Three years after its decision in Brooks, the Court had the occasion in Gilhooley v. County of Union, 164 N.J. 533 (2000) to again analyze the damages threshold contained in N.J.S.A. 59:9-2(d). The Court reviewed the criteria that had been established in Brooks. Id. at 540-41. After "[r]ecapping" the Brooks criteria, the Court held that in order to recover under the Act, a plaintiff must prove: "(1) an objective permanent injury, and (2) a permanent loss of a bodily function that is substantial." Ibid. The Court observed that "[e]ach case is fact sensitive," and not "every objective permanent injury" will "result in substantial loss of a bodily function. . . ." Id. at 541. The Court observed, as an example, that the plaintiff in Brooks satisfied one prong of the Brooks standard, but failed to satisfy the other. Ibid.
In Knowles v. Mantua Twp. Soccer Ass'n., 176 N.J. 324, 331-33 (2003), and in Kahrar, supra, 171 N.J. at 15-16, the Court reversed the grant of the defendants' summary judgment motions that had been based on N.J.S.A. 59:9-2(d). However, because those decisions turned on whether the injury was substantial, and not, as here, on whether the injury was permanent, we need not discuss either Knowles or Kahrar.

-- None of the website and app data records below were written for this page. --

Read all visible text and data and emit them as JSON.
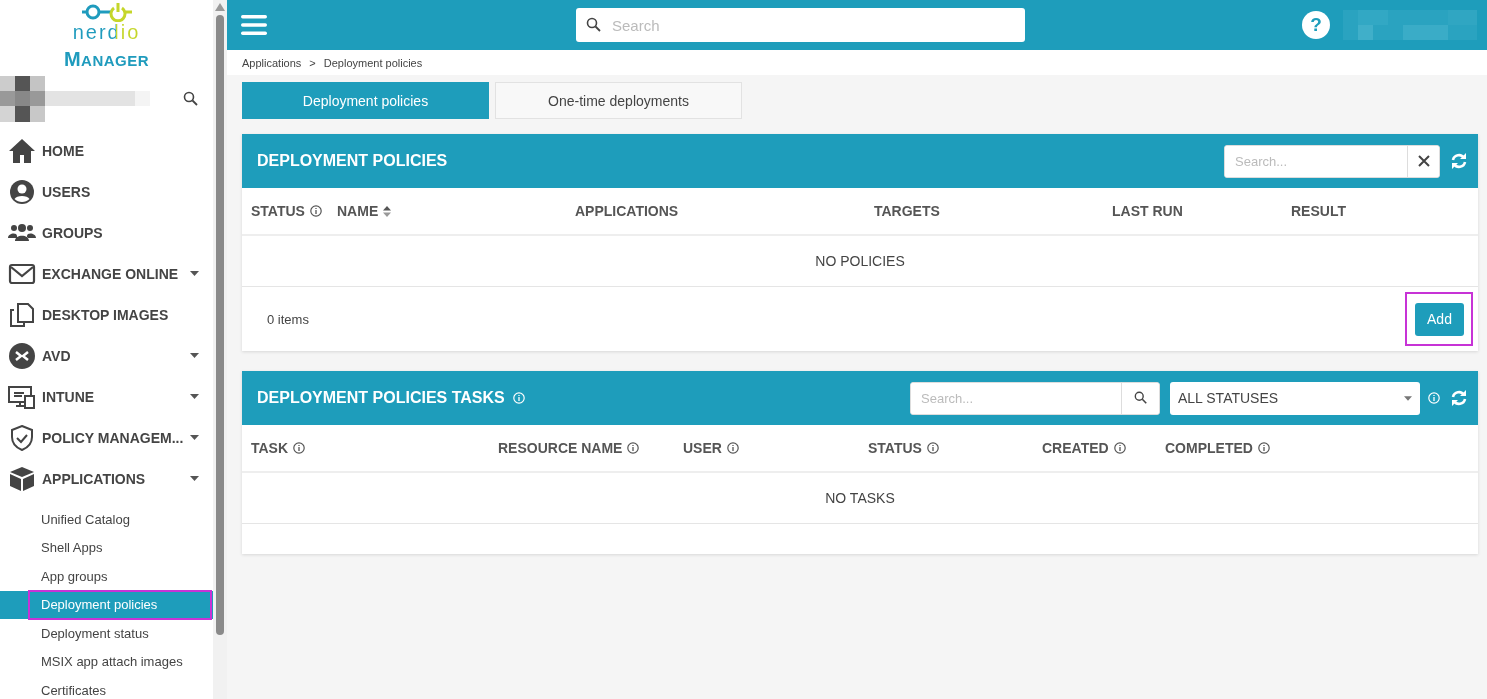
{
  "brand": {
    "logo": "nerdio",
    "product": "MANAGER"
  },
  "header": {
    "search_placeholder": "Search",
    "help": "?"
  },
  "sidebar": {
    "items": [
      {
        "label": "HOME",
        "kind": "home",
        "expandable": false
      },
      {
        "label": "USERS",
        "kind": "user",
        "expandable": false
      },
      {
        "label": "GROUPS",
        "kind": "group",
        "expandable": false
      },
      {
        "label": "EXCHANGE ONLINE",
        "kind": "mail",
        "expandable": true
      },
      {
        "label": "DESKTOP IMAGES",
        "kind": "copy",
        "expandable": false
      },
      {
        "label": "AVD",
        "kind": "avd",
        "expandable": true
      },
      {
        "label": "INTUNE",
        "kind": "monitor",
        "expandable": true
      },
      {
        "label": "POLICY MANAGEM...",
        "kind": "shield",
        "expandable": true
      },
      {
        "label": "APPLICATIONS",
        "kind": "box",
        "expandable": true,
        "children": [
          {
            "label": "Unified Catalog",
            "selected": false,
            "highlighted": false
          },
          {
            "label": "Shell Apps",
            "selected": false,
            "highlighted": false
          },
          {
            "label": "App groups",
            "selected": false,
            "highlighted": false
          },
          {
            "label": "Deployment policies",
            "selected": true,
            "highlighted": true
          },
          {
            "label": "Deployment status",
            "selected": false,
            "highlighted": false
          },
          {
            "label": "MSIX app attach images",
            "selected": false,
            "highlighted": false
          },
          {
            "label": "Certificates",
            "selected": false,
            "highlighted": false
          }
        ]
      }
    ]
  },
  "breadcrumb": [
    "Applications",
    "Deployment policies"
  ],
  "breadcrumb_separator": ">",
  "tabs": [
    {
      "label": "Deployment policies",
      "selected": true
    },
    {
      "label": "One-time deployments",
      "selected": false
    }
  ],
  "policies_panel": {
    "title": "DEPLOYMENT POLICIES",
    "search_placeholder": "Search...",
    "columns": [
      {
        "label": "STATUS",
        "info": true,
        "sorted": false
      },
      {
        "label": "NAME",
        "info": false,
        "sorted": true
      },
      {
        "label": "APPLICATIONS",
        "info": false,
        "sorted": false
      },
      {
        "label": "TARGETS",
        "info": false,
        "sorted": false
      },
      {
        "label": "LAST RUN",
        "info": false,
        "sorted": false
      },
      {
        "label": "RESULT",
        "info": false,
        "sorted": false
      }
    ],
    "empty_message": "NO POLICIES",
    "item_count": "0 items",
    "add_button": {
      "label": "Add",
      "highlighted": true
    }
  },
  "tasks_panel": {
    "title": "DEPLOYMENT POLICIES TASKS",
    "info": true,
    "search_placeholder": "Search...",
    "status_filter": "ALL STATUSES",
    "columns": [
      {
        "label": "TASK",
        "info": true
      },
      {
        "label": "RESOURCE NAME",
        "info": true
      },
      {
        "label": "USER",
        "info": true
      },
      {
        "label": "STATUS",
        "info": true
      },
      {
        "label": "CREATED",
        "info": true
      },
      {
        "label": "COMPLETED",
        "info": true
      }
    ],
    "empty_message": "NO TASKS"
  }
}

Applying the Brooks and Gilhooley standard to the evidence presented here, we agree with Judge Baldwin's conclusion that plaintiff failed to raise a genuine issue of material fact on whether she sustained a permanent loss of a bodily function as a result of her fall on ice at defendant's parking lot. When plaintiff was last seen by Dr. Farrell on August 7, 2006, he found that her quad tendon rupture had healed well, that she did "not have much of a scar" and had "excellent motion and good strength." Tellingly, he commented that even plaintiff was "quite surprised" on how well her injury had healed. Although plaintiff expressed ongoing complaints of pain, Farrell opined that such pain was attributable to a pre-existing and unrelated degenerative process in her lumbar spine. Even if the pain was the result of the fall, pain is not sufficient to satisfy the Act's threshold. Brooks, supra, 150 N.J. at 406.
As to plaintiff's right knee, the medical evidence offered by plaintiff established that she has not sustained a permanent injury. She has no limitation of her range of motion, nor did she establish any instability of her knee or any other permanent injury that could be deemed substantial. Plaintiff's own proofs demonstrate that her right leg has been restored to normal functioning, and consequently, the grant of summary judgment was correct. Ibid.
We recognize that in Gilhooley, supra, the Court reversed a grant of summary judgment to the defendant, because even though the plaintiff's knee had been restored to full-functioning, it was only because of the extensive pins and wires that were permanently inserted into her knee that the plaintiff was able to return to her pre-injury functionality. 164 N.J. at 542. Here, unlike Gilhooley, plaintiff's surgery did not require any pins, wires, or any other form of medical prosthesis. Thus, plaintiff has suffered no permanent injury enabling her to withstand defendant's summary judgment motion under N.J.S.A. 59:9-2(d).*fn2
Plaintiff's remaining contentions lack sufficient merit to warrant discussion in a written opinion. R. 2:11-3(e)(1)(A) and (E).